You can see where this creates a lot of liability issues for the schools. If a player tests positive, that means they’re going to have to remain in the bubble for an additional two weeks, which not only affects their ability to play beyond the bubble but likely balloons costs. As many of these schools have other games scheduled around these tournaments, they’re being asked to be responsible to ESPN and Disney in a way that might not be worth their time or potential headaches, especially if they can’t control the testing process as they have been.

According to Norlander, many of the schools involved are reportedly reaching out to other Florida schools as back-up options if the tournament doesn’t happen or they end up backing out over the concerns. Some schools are even reportedly speaking to one another about just playing games on their own and, per Norlander, two big names have already decided to opt-out but haven’t announced it yet.

Those schools are not, apparently, Kentucky, Duke, Kansas, or Michigan State, all of whom will play in the Champions Classic, no matter how it happens.

Norlander adds that it remains possible that ESPN could just move some or all of these tournaments out of Disney altogether (which probably wouldn’t sit well with the mouse folks), but that feels relatively unlikely.

We can expect to hear a lot more about this in the week ahead as we’re literally weeks away from when the college basketball season is set to start. If these dominoes do fall as Norlander lays them out, it’s unclear how that will affect ESPN’s college basketball inventory over that time. We’d have to imagine a lot of contingency plans are being put into place and will continue to do so as certain schools make decisions to opt-out or change schedules.

[Matt Norlander]

About Sean Keeley

Along with writing for Awful Announcing and The Comeback, Sean is the Editorial Strategy Director for Comeback Media. Previously, he created the Syracuse blog Troy Nunes Is An Absolute Magician and wrote 'How To Grow An Orange: The Right Way to Brainwash Your Child Into Rooting for Syracuse.' He has also written non-Syracuse-related things for SB Nation, Curbed, and other outlets.

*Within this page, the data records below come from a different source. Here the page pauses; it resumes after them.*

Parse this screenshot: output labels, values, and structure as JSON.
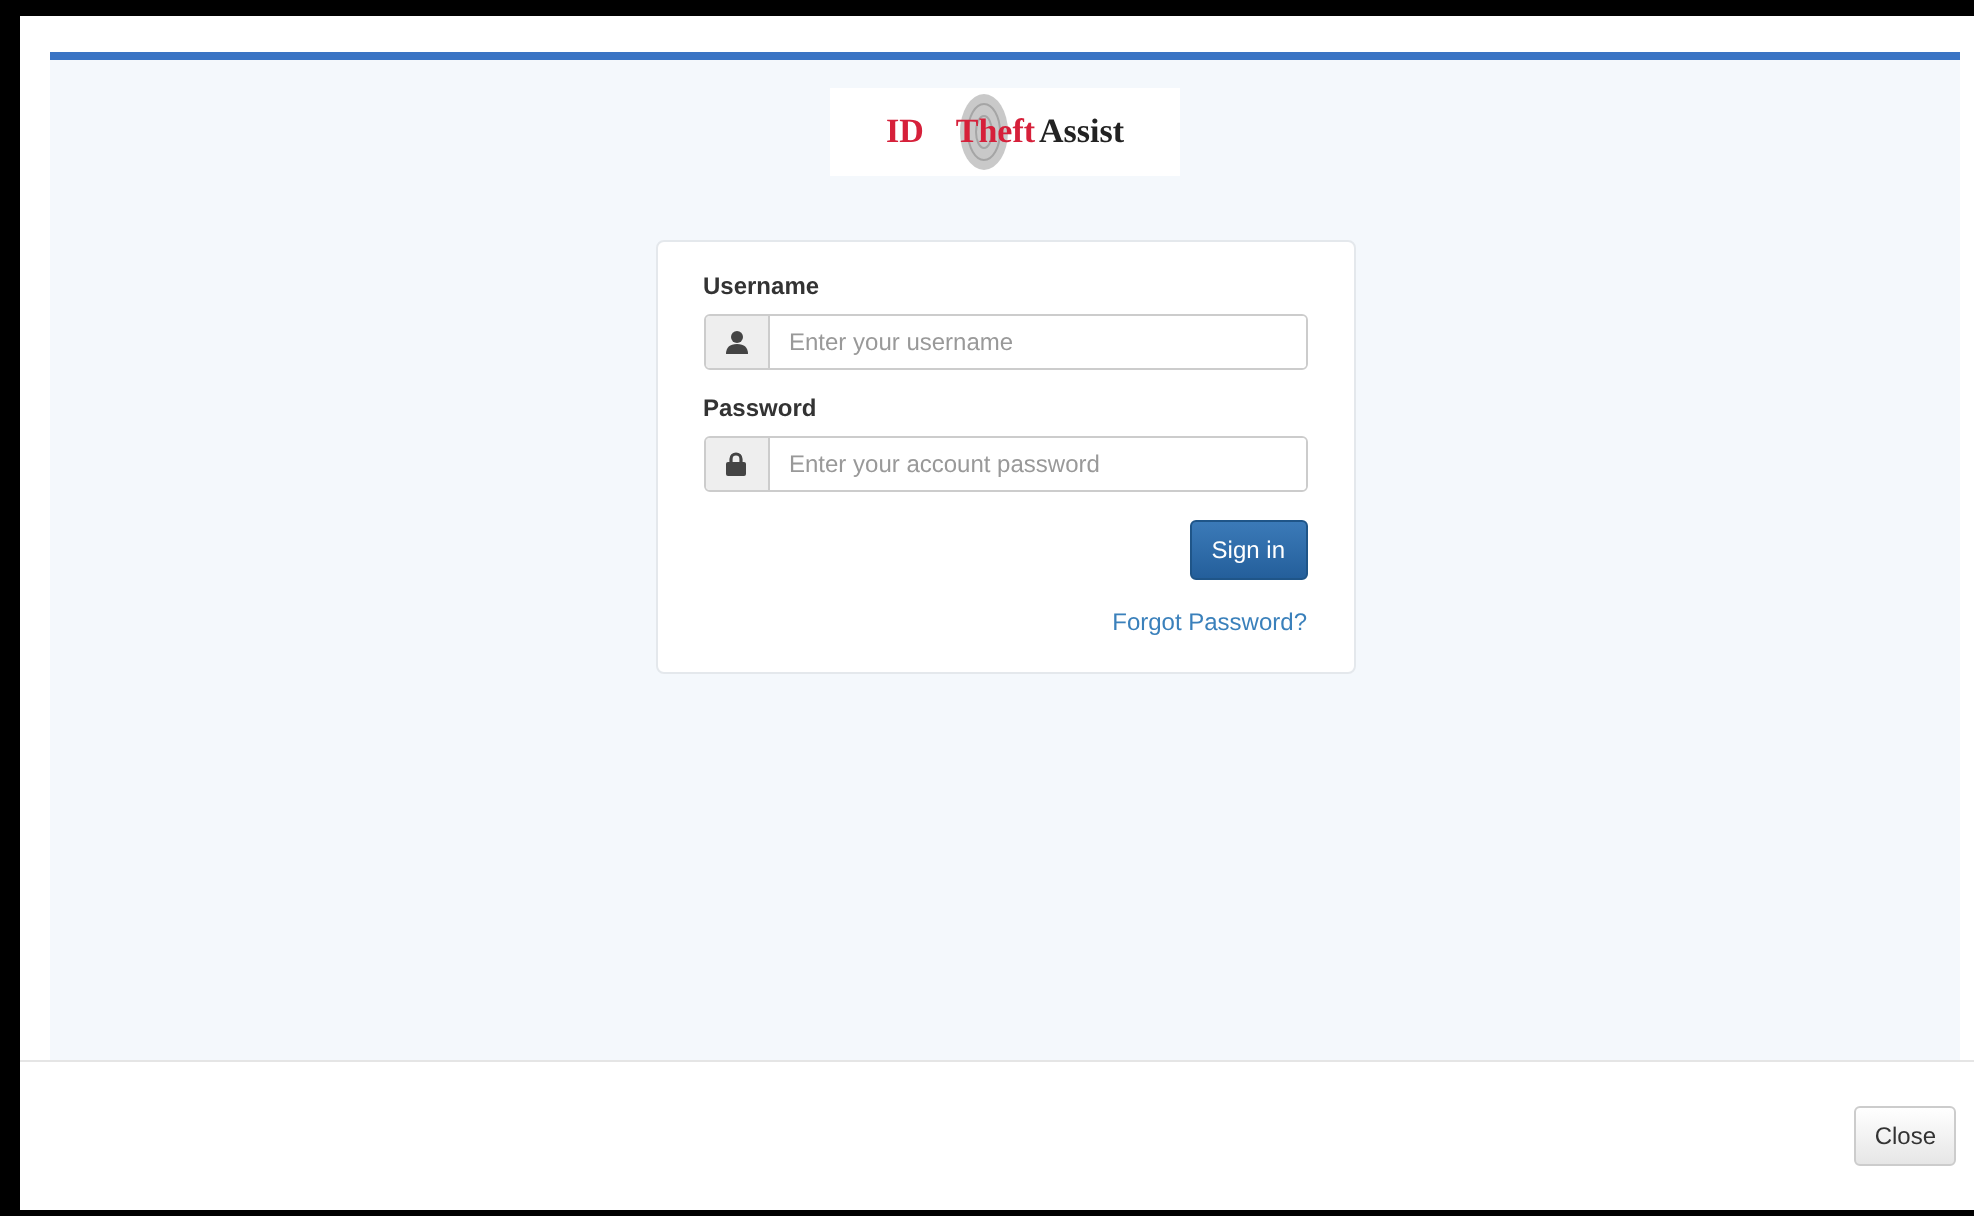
{
  "logo": {
    "parts": [
      {
        "text": "ID",
        "color": "#d6203a"
      },
      {
        "text": "Theft",
        "color": "#d6203a"
      },
      {
        "text": "Assist",
        "color": "#222222"
      }
    ]
  },
  "login": {
    "fields": [
      {
        "label": "Username",
        "placeholder": "Enter your username",
        "kind": "user"
      },
      {
        "label": "Password",
        "placeholder": "Enter your account password",
        "kind": "lock"
      }
    ],
    "submit": "Sign in",
    "forgot_link": "Forgot Password?"
  },
  "footer": {
    "close_button": "Close"
  }
}
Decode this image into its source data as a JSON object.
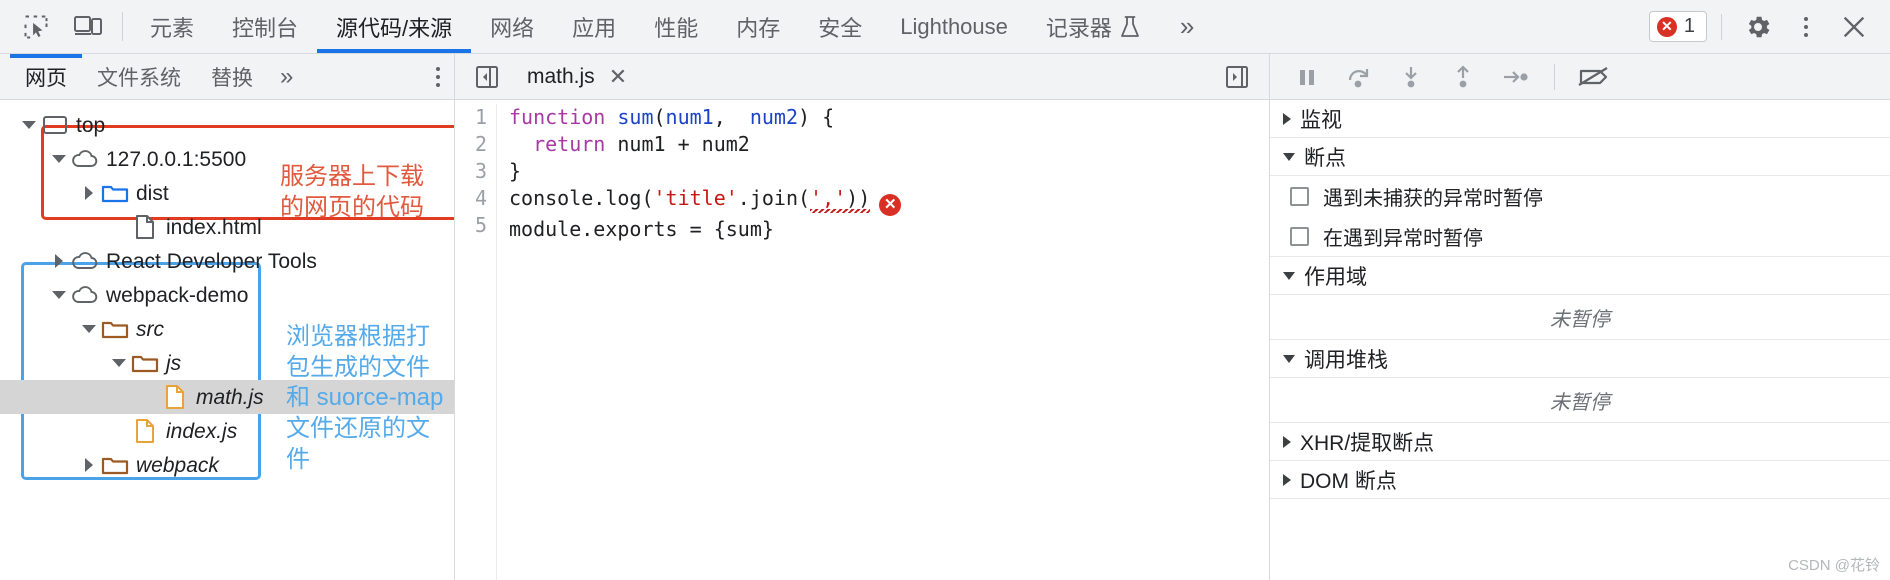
{
  "toolbar": {
    "inspect_icon": "inspect-cursor-icon",
    "device_icon": "device-toolbar-icon",
    "tabs": [
      {
        "label": "元素",
        "active": false
      },
      {
        "label": "控制台",
        "active": false
      },
      {
        "label": "源代码/来源",
        "active": true
      },
      {
        "label": "网络",
        "active": false
      },
      {
        "label": "应用",
        "active": false
      },
      {
        "label": "性能",
        "active": false
      },
      {
        "label": "内存",
        "active": false
      },
      {
        "label": "安全",
        "active": false
      },
      {
        "label": "Lighthouse",
        "active": false
      },
      {
        "label": "记录器",
        "active": false,
        "icon": "flask-icon"
      }
    ],
    "overflow": "»",
    "error_count": "1",
    "error_icon": "error-circle-icon",
    "settings_icon": "gear-icon",
    "more_icon": "kebab-menu-icon",
    "close_icon": "close-icon"
  },
  "navigator": {
    "subtabs": [
      {
        "label": "网页",
        "active": true
      },
      {
        "label": "文件系统",
        "active": false
      },
      {
        "label": "替换",
        "active": false
      }
    ],
    "overflow": "»",
    "more_icon": "kebab-menu-icon",
    "tree": [
      {
        "label": "top",
        "icon": "frame-icon",
        "twisty": "open",
        "indent": 0,
        "italic": false,
        "selected": false
      },
      {
        "label": "127.0.0.1:5500",
        "icon": "cloud-icon",
        "twisty": "open",
        "indent": 1,
        "italic": false,
        "selected": false
      },
      {
        "label": "dist",
        "icon": "folder-blue-icon",
        "twisty": "closed",
        "indent": 2,
        "italic": false,
        "selected": false
      },
      {
        "label": "index.html",
        "icon": "file-gray-icon",
        "twisty": "blank",
        "indent": 3,
        "italic": false,
        "selected": false
      },
      {
        "label": "React Developer Tools",
        "icon": "cloud-icon",
        "twisty": "closed",
        "indent": 1,
        "italic": false,
        "selected": false
      },
      {
        "label": "webpack-demo",
        "icon": "cloud-icon",
        "twisty": "open",
        "indent": 1,
        "italic": false,
        "selected": false
      },
      {
        "label": "src",
        "icon": "folder-brown-icon",
        "twisty": "open",
        "indent": 2,
        "italic": true,
        "selected": false
      },
      {
        "label": "js",
        "icon": "folder-brown-icon",
        "twisty": "open",
        "indent": 3,
        "italic": true,
        "selected": false
      },
      {
        "label": "math.js",
        "icon": "file-orange-icon",
        "twisty": "blank",
        "indent": 4,
        "italic": true,
        "selected": true
      },
      {
        "label": "index.js",
        "icon": "file-orange-icon",
        "twisty": "blank",
        "indent": 3,
        "italic": true,
        "selected": false
      },
      {
        "label": "webpack",
        "icon": "folder-brown-icon",
        "twisty": "closed",
        "indent": 2,
        "italic": true,
        "selected": false
      }
    ],
    "annotations": [
      {
        "id": "red",
        "text": "服务器上下载\n的网页的代码",
        "color": "#e05a3f",
        "box_color": "#e23b21"
      },
      {
        "id": "blue",
        "text": "浏览器根据打\n包生成的文件\n和 suorce-map\n文件还原的文\n件",
        "color": "#55aaea",
        "box_color": "#4aa3e8"
      }
    ]
  },
  "editor": {
    "show_navigator_icon": "show-navigator-panel-icon",
    "show_debugger_icon": "show-debugger-panel-icon",
    "file_tab": {
      "name": "math.js",
      "close_icon": "close-icon"
    },
    "line_numbers": [
      "1",
      "2",
      "3",
      "4",
      "5"
    ],
    "code_lines": [
      "function sum(num1,  num2) {",
      "  return num1 + num2",
      "}",
      "console.log('title'.join(','))",
      "module.exports = {sum}"
    ],
    "error_marker_icon": "error-circle-icon"
  },
  "debugger": {
    "controls": [
      {
        "icon": "pause-icon",
        "name": "pause-script-execution"
      },
      {
        "icon": "step-over-icon",
        "name": "step-over-next-function-call"
      },
      {
        "icon": "step-into-icon",
        "name": "step-into-next-function-call"
      },
      {
        "icon": "step-out-icon",
        "name": "step-out-of-current-function"
      },
      {
        "icon": "step-icon",
        "name": "step"
      },
      {
        "icon": "deactivate-breakpoints-icon",
        "name": "deactivate-breakpoints"
      }
    ],
    "sections": [
      {
        "title": "监视",
        "state": "collapsed",
        "body": null
      },
      {
        "title": "断点",
        "state": "expanded",
        "checkboxes": [
          {
            "label": "遇到未捕获的异常时暂停",
            "checked": false
          },
          {
            "label": "在遇到异常时暂停",
            "checked": false
          }
        ]
      },
      {
        "title": "作用域",
        "state": "expanded",
        "empty_text": "未暂停"
      },
      {
        "title": "调用堆栈",
        "state": "expanded",
        "empty_text": "未暂停"
      },
      {
        "title": "XHR/提取断点",
        "state": "collapsed",
        "body": null
      },
      {
        "title": "DOM 断点",
        "state": "collapsed",
        "body": null
      }
    ]
  },
  "watermark": "CSDN @花铃"
}
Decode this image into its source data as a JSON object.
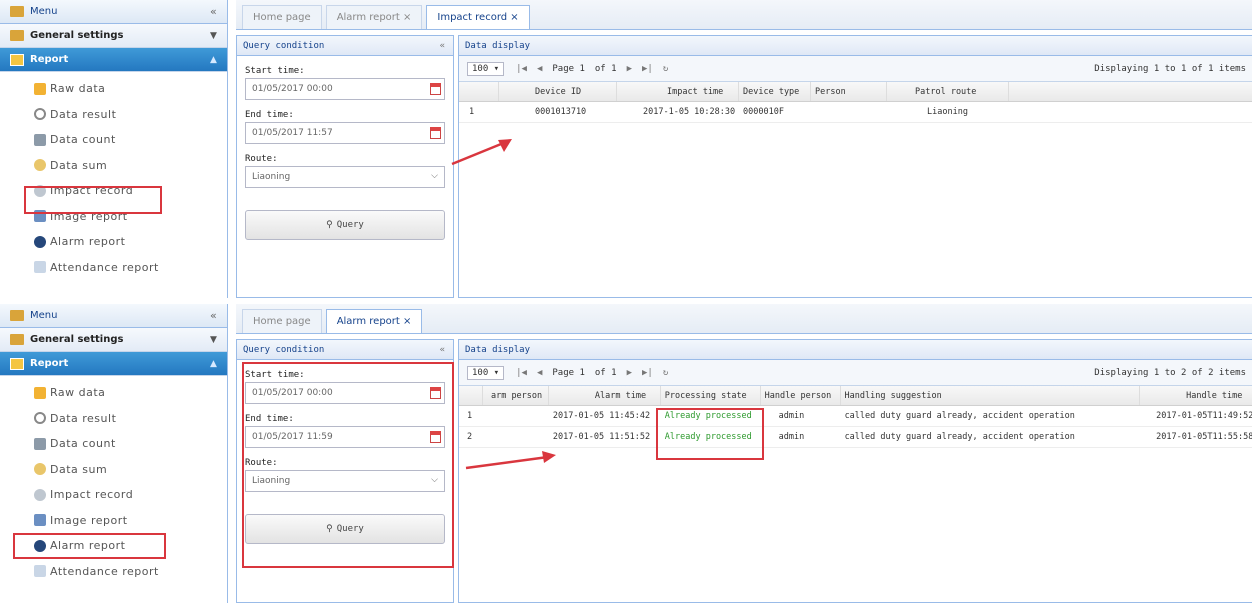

He currently lives in Seattle where he is complaining about bagels. Send tips/comments/complaints to